Bill Laurance acoustic piano, Fender Rhodes, vocoder, keyboards, shaker, congas, ride cymbal, propane tank, hand claps
Michael League electric bass, double bass, moog bass, 12-string acoustic guitar, electric guitar, hand claps
Robert ‘Sput’ Searight drums, timpani, marching snare & bass drums, shekere, cowbells, vibraslap, woodblocks, shaker, hand claps
Maria Im violin
Zach Brock violin (solos)
Curtis Stewart violin
Henry Flory violin
Lev Zhurbin viola
Eylem Basaldi viola
Maria Jeffers cello
J.Y. Lee cello
Mike ‘Maz’ Maher trumpet, flugelhorn
Matt McLaughlin french horn
Chris Bullock tenor saxophone, clarinet, bass clarinet, flute
Brian Donohoe alto saxophone, clarinet, bass clarinet, flute
Scott Flynn trombone
Magda Giannikou propane tank, glockenspiel, xylophone
Emília Canas Mendes & Andy Laviolette hand claps

2014 UK tour dates
03 October: St George’s, Bristol
04 October: Capstone Theatre, Liverpool
06 October: The Glee Club, Birmingham
07 October: Band on the Wall, Manchester
08 October: The Grand, Clitheroe
09 October: Ropery Hall, Barton on Humber
10 October: Turner Sims, Southampton

2014 Netherlands tour dates
11 October: Bird, Rotterdam
12 October: North Sea Jazz Club, Amsterdam

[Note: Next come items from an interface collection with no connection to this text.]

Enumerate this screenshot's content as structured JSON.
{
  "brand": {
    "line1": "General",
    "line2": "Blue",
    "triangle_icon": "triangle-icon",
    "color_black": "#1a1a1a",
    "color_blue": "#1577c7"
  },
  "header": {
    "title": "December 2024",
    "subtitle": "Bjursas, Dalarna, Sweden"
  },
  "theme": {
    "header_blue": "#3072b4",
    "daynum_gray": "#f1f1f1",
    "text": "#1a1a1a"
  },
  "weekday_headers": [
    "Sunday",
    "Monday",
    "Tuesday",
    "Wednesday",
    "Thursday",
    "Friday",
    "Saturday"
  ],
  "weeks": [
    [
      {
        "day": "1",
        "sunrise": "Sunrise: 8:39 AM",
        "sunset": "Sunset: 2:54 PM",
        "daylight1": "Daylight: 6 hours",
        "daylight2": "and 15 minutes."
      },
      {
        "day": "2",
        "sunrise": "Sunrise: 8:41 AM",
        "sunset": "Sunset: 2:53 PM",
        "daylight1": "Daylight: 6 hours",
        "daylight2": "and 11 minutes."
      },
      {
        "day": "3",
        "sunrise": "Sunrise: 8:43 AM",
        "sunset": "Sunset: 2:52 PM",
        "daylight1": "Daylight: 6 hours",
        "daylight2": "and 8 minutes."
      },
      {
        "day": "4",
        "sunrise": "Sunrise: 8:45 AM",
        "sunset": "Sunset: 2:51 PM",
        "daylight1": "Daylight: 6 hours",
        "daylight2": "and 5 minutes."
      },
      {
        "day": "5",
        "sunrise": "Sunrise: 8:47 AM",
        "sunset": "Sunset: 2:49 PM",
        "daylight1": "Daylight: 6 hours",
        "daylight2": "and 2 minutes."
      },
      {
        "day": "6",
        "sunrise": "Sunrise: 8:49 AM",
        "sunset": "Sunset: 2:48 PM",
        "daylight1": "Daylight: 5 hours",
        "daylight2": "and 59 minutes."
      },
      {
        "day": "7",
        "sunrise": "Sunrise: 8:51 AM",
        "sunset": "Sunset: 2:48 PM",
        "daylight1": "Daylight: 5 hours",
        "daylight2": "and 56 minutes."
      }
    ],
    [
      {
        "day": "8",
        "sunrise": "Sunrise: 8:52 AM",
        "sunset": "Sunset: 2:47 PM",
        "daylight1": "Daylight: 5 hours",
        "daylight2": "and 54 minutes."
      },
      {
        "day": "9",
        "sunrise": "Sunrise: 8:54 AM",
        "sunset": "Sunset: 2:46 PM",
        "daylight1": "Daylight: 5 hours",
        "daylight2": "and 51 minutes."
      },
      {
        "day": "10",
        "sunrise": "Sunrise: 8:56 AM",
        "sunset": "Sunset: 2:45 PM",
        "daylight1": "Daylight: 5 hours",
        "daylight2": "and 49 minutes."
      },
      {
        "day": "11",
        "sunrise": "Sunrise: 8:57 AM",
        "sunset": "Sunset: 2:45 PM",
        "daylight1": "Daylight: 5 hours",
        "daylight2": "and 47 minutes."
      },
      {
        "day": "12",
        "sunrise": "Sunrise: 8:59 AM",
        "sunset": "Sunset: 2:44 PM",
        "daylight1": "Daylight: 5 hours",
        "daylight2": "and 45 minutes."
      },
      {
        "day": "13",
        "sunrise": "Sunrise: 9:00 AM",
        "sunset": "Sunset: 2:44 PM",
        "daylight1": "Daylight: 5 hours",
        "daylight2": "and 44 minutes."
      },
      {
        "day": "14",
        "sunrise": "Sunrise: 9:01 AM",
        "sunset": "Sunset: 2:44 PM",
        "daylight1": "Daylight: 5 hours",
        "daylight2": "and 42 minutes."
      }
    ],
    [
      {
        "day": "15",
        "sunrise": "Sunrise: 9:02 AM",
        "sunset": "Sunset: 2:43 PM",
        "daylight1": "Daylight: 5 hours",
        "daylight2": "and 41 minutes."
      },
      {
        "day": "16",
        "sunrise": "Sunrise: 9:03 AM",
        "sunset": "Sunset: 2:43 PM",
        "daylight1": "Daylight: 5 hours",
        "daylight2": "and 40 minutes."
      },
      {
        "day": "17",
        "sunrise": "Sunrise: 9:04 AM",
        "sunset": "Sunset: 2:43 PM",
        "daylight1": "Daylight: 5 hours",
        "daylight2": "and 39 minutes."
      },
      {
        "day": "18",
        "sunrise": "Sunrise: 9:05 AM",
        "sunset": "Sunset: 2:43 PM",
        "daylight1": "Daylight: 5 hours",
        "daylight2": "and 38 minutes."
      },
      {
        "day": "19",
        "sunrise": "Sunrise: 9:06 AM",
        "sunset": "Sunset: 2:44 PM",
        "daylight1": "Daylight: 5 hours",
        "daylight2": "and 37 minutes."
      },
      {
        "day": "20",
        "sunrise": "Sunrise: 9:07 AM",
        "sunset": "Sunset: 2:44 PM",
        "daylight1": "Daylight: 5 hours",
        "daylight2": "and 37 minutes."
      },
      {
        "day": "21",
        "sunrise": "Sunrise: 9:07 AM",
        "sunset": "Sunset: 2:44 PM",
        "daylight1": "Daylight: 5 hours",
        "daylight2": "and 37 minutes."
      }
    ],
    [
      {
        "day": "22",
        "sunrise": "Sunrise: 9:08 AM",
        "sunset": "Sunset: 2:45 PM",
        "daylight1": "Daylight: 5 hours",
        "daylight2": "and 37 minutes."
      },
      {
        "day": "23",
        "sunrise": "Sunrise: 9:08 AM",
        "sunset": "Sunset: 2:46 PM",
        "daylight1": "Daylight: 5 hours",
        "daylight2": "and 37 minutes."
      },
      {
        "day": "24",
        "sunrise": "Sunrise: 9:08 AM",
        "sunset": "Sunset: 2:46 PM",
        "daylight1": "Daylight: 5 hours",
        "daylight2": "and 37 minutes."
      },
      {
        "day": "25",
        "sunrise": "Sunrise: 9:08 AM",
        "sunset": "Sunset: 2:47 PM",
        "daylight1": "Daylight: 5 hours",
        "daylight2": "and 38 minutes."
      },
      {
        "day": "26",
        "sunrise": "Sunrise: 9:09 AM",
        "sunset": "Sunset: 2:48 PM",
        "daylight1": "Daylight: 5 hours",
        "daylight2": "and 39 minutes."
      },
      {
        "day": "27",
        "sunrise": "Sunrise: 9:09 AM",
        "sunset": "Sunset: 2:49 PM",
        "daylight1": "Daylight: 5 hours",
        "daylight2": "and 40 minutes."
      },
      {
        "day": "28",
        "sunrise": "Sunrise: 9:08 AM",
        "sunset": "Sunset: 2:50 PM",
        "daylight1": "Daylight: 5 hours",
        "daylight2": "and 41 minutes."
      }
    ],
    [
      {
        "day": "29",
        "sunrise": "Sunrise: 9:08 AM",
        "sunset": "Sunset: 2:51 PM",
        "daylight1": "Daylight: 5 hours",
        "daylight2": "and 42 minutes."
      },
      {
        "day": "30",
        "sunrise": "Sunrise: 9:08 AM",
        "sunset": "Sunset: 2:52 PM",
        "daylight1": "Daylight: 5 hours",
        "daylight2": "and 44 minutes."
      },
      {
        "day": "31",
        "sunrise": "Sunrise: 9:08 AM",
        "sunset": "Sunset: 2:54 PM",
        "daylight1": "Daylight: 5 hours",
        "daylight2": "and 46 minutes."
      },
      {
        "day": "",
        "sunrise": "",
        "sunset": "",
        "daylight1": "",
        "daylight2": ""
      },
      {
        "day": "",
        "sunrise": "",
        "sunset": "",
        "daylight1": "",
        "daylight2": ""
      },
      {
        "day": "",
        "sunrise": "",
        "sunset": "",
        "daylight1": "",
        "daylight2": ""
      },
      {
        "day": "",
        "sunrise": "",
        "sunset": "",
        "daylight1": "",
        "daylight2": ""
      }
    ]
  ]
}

billlaurance.com
Bandcamp.com
iTunes

groundUP music – GRO117 (2014)